- Extracted entries
• • • • • • •

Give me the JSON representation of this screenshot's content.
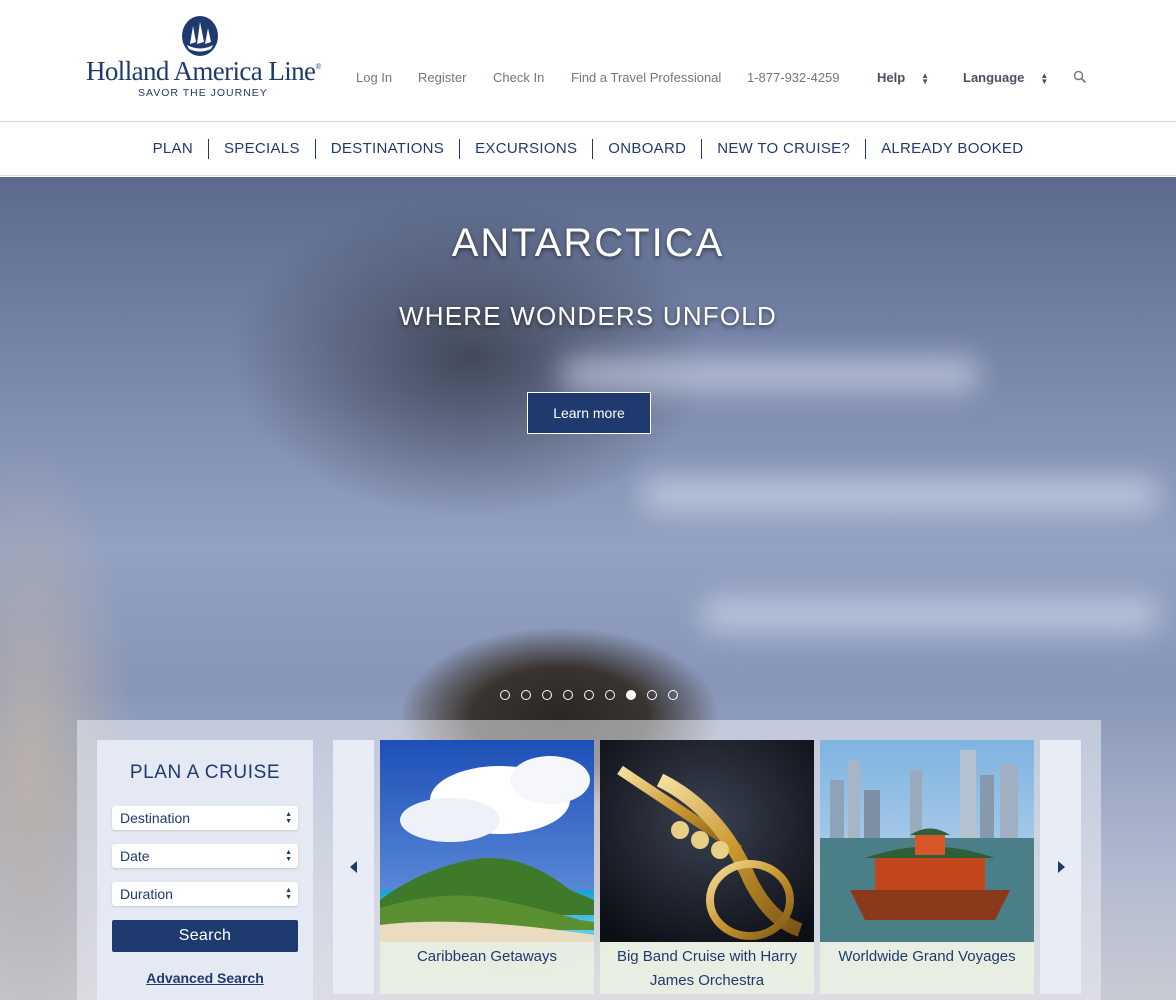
{
  "brand": {
    "name": "Holland America Line",
    "reg": "®",
    "tagline": "SAVOR THE JOURNEY"
  },
  "utility": {
    "login": "Log In",
    "register": "Register",
    "checkin": "Check In",
    "travel_pro": "Find a Travel Professional",
    "phone": "1-877-932-4259",
    "help": "Help",
    "language": "Language"
  },
  "nav": [
    "PLAN",
    "SPECIALS",
    "DESTINATIONS",
    "EXCURSIONS",
    "ONBOARD",
    "NEW TO CRUISE?",
    "ALREADY BOOKED"
  ],
  "hero": {
    "title": "ANTARCTICA",
    "subtitle": "WHERE WONDERS UNFOLD",
    "cta": "Learn more",
    "slide_count": 9,
    "active_slide": 7
  },
  "plan": {
    "title": "PLAN A CRUISE",
    "destination": "Destination",
    "date": "Date",
    "duration": "Duration",
    "search": "Search",
    "advanced": "Advanced Search"
  },
  "cards": [
    {
      "caption": "Caribbean Getaways"
    },
    {
      "caption": "Big Band Cruise with Harry James Orchestra"
    },
    {
      "caption": "Worldwide Grand Voyages"
    }
  ],
  "colors": {
    "brand_navy": "#1f3a6e",
    "panel_blue": "#e5e9f3"
  }
}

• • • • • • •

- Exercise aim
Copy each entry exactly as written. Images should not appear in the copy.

- Solved exercise
Give me the JSON representation of this screenshot's content.
{
  "brand": {
    "name": "Holland America Line",
    "reg": "®",
    "tagline": "SAVOR THE JOURNEY"
  },
  "utility": {
    "login": "Log In",
    "register": "Register",
    "checkin": "Check In",
    "travel_pro": "Find a Travel Professional",
    "phone": "1-877-932-4259",
    "help": "Help",
    "language": "Language"
  },
  "nav": [
    "PLAN",
    "SPECIALS",
    "DESTINATIONS",
    "EXCURSIONS",
    "ONBOARD",
    "NEW TO CRUISE?",
    "ALREADY BOOKED"
  ],
  "hero": {
    "title": "ANTARCTICA",
    "subtitle": "WHERE WONDERS UNFOLD",
    "cta": "Learn more",
    "slide_count": 9,
    "active_slide": 7
  },
  "plan": {
    "title": "PLAN A CRUISE",
    "destination": "Destination",
    "date": "Date",
    "duration": "Duration",
    "search": "Search",
    "advanced": "Advanced Search"
  },
  "cards": [
    {
      "caption": "Caribbean Getaways"
    },
    {
      "caption": "Big Band Cruise with Harry James Orchestra"
    },
    {
      "caption": "Worldwide Grand Voyages"
    }
  ],
  "colors": {
    "brand_navy": "#1f3a6e",
    "panel_blue": "#e5e9f3"
  }
}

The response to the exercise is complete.